WORK INSTRUCTION. What this exercise requires is a verbatim reproduction of the data below.

[Interface dataset entries]
>>>

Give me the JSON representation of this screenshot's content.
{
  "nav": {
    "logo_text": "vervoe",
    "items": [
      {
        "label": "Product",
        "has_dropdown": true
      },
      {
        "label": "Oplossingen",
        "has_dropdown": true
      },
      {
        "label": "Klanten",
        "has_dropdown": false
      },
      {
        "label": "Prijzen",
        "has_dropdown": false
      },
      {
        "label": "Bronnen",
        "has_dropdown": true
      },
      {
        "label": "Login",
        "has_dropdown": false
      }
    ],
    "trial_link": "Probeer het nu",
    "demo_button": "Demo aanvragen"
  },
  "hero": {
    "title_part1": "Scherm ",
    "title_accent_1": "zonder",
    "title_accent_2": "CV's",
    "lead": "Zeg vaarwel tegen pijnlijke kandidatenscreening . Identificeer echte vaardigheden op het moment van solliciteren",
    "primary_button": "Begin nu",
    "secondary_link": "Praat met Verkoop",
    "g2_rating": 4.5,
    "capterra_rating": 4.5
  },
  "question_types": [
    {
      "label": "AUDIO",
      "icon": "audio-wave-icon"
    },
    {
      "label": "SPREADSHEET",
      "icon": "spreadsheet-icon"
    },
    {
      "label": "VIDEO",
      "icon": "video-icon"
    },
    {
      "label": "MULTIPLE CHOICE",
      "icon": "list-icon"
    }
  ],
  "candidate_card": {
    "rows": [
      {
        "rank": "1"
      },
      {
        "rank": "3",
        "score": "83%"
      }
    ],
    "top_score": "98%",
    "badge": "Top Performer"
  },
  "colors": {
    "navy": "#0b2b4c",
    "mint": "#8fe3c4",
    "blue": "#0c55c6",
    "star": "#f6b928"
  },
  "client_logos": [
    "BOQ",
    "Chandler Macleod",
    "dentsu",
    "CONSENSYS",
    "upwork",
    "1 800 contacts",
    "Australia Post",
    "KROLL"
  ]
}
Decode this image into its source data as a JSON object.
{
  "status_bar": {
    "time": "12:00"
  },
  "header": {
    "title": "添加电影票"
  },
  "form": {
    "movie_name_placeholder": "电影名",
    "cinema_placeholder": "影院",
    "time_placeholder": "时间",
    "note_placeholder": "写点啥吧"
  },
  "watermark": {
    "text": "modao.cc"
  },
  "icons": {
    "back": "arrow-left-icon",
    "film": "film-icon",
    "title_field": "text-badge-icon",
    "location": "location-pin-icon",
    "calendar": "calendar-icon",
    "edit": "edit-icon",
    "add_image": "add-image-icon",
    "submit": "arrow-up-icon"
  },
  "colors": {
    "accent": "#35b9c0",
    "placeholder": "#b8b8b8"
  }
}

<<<

FINISHED TASK.
Give me the JSON representation of this screenshot's content.
{
  "nav": {
    "logo_text": "vervoe",
    "items": [
      {
        "label": "Product",
        "has_dropdown": true
      },
      {
        "label": "Oplossingen",
        "has_dropdown": true
      },
      {
        "label": "Klanten",
        "has_dropdown": false
      },
      {
        "label": "Prijzen",
        "has_dropdown": false
      },
      {
        "label": "Bronnen",
        "has_dropdown": true
      },
      {
        "label": "Login",
        "has_dropdown": false
      }
    ],
    "trial_link": "Probeer het nu",
    "demo_button": "Demo aanvragen"
  },
  "hero": {
    "title_part1": "Scherm ",
    "title_accent_1": "zonder",
    "title_accent_2": "CV's",
    "lead": "Zeg vaarwel tegen pijnlijke kandidatenscreening . Identificeer echte vaardigheden op het moment van solliciteren",
    "primary_button": "Begin nu",
    "secondary_link": "Praat met Verkoop",
    "g2_rating": 4.5,
    "capterra_rating": 4.5
  },
  "question_types": [
    {
      "label": "AUDIO",
      "icon": "audio-wave-icon"
    },
    {
      "label": "SPREADSHEET",
      "icon": "spreadsheet-icon"
    },
    {
      "label": "VIDEO",
      "icon": "video-icon"
    },
    {
      "label": "MULTIPLE CHOICE",
      "icon": "list-icon"
    }
  ],
  "candidate_card": {
    "rows": [
      {
        "rank": "1"
      },
      {
        "rank": "3",
        "score": "83%"
      }
    ],
    "top_score": "98%",
    "badge": "Top Performer"
  },
  "colors": {
    "navy": "#0b2b4c",
    "mint": "#8fe3c4",
    "blue": "#0c55c6",
    "star": "#f6b928"
  },
  "client_logos": [
    "BOQ",
    "Chandler Macleod",
    "dentsu",
    "CONSENSYS",
    "upwork",
    "1 800 contacts",
    "Australia Post",
    "KROLL"
  ]
}
Decode this image into its source data as a JSON object.
{
  "status_bar": {
    "time": "12:00"
  },
  "header": {
    "title": "添加电影票"
  },
  "form": {
    "movie_name_placeholder": "电影名",
    "cinema_placeholder": "影院",
    "time_placeholder": "时间",
    "note_placeholder": "写点啥吧"
  },
  "watermark": {
    "text": "modao.cc"
  },
  "icons": {
    "back": "arrow-left-icon",
    "film": "film-icon",
    "title_field": "text-badge-icon",
    "location": "location-pin-icon",
    "calendar": "calendar-icon",
    "edit": "edit-icon",
    "add_image": "add-image-icon",
    "submit": "arrow-up-icon"
  },
  "colors": {
    "accent": "#35b9c0",
    "placeholder": "#b8b8b8"
  }
}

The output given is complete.